GEORGE ORWELL: A MASTER OF SOCIAL COMMENTARY AND LITERARY EXCELLENCE
George Orwell, born Eric Arthur Blair, was a renowned British writer and journalist who is widely regarded as one of the most influential figures in 20th-century literature. His works transcend time and remain highly relevant even today. Orwell’s unique ability to blend social commentary with captivating storytelling has earned him a revered place in the literary world. In this article, we will explore the life and works of George Orwell, shedding light on his literary contributions, his historical significance, and his enduring impact on society.
I. Biography and Literary Background:
Born on June 25, 1903, in Motihari, India, Orwell began his literary journey with a strong sense of injustice and a keen observational eye. After completing his education at Eton College, he joined the Indian Imperial Police in Burma but eventually resigned due to his growing aversion towards imperialism. This experience formed the basis for some of his most profound works, such as “Burmese Days” and “Shooting an Elephant.”

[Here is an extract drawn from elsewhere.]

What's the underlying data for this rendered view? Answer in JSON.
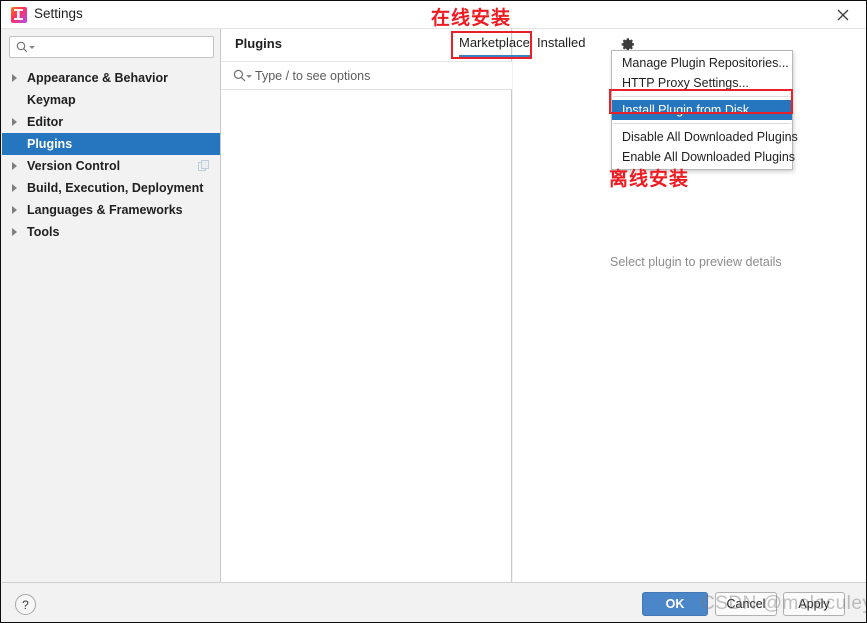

Orwell’s career as a writer gained momentum when he moved to Paris and immersed himself in the bohemian lifestyle of the time. He penned numerous essays and articles, honing his distinctive writing style characterized by lucidity and directness. It was during this period that he adopted the pen name George Orwell to protect his family’s reputation.
II. Evolution of George Orwell’s Works:
1. Early Works:
Orwell’s early writings primarily focused on his personal experiences and observations. His novel, “Down and Out in Paris and London,” published in 1933, depicted the hardships faced by the working class in the two cities. This marked the beginning of Orwell’s commitment to exposing social inequalities and challenging the prevailing power structures.
2. Political Awakening:
The Spanish Civil War in the late 1930s deeply influenced Orwell’s political beliefs. Serving as a volunteer on the Republican side, he witnessed the brutal tactics employed by various political factions and their impact on the common people. This experience led him to develop a staunch anti-totalitarian stance, which is evident in his notable works, such as “Homage to Catalonia” and “Animal Farm.”
3. Dystopian Masterpiece – Nineteen Eighty-Four:
Orwell’s masterpiece, “Nineteen Eighty-Four,” published in 1949, is a haunting portrayal of a totalitarian society where individuality and freedom are suppressed. In this dystopian novel, Orwell introduced timeless concepts like Big Brother, Newspeak, and Thought Police, which have become synonymous with oppressive regimes.
III. Orwell’s Enduring Legacy:
1. Literary Style and Technique:
Orwell’s writing style is characterized by clarity, simplicity, and a remarkable ability to convey complex ideas with precision. His essays, such as “Politics and the English Language,” are considered definitive guides to effective communication, laying down principles that writers still adhere to today.
2. Social and Political Critique:
Orwell’s works offer a scathing critique of totalitarianism, authoritarianism, and the abuse of power. His acute observations of society and politics resonate with readers, urging them to question the status quo. Orwell’s writings continue to inspire movements for social justice, individual freedom, and governmental transparency.
3. Cultural Impact:
Orwell’s coined terms and phrases, such as “Big Brother is watching you” and “doublespeak,” have become part of everyday language, attesting to his lasting cultural impact. His books have been widely translated and continue to sell millions of copies worldwide, testament to their enduring relevance.
In conclusion, George Orwell’s contributions to literature, social commentary, and political critique are unparalleled. His ability to dissect societal issues and present them in captivating narratives has resonated with readers for decades. While his works may have been born out of specific historical contexts, their relevance transcends time, making George Orwell a writer whose influence continues to shape our understanding of the world.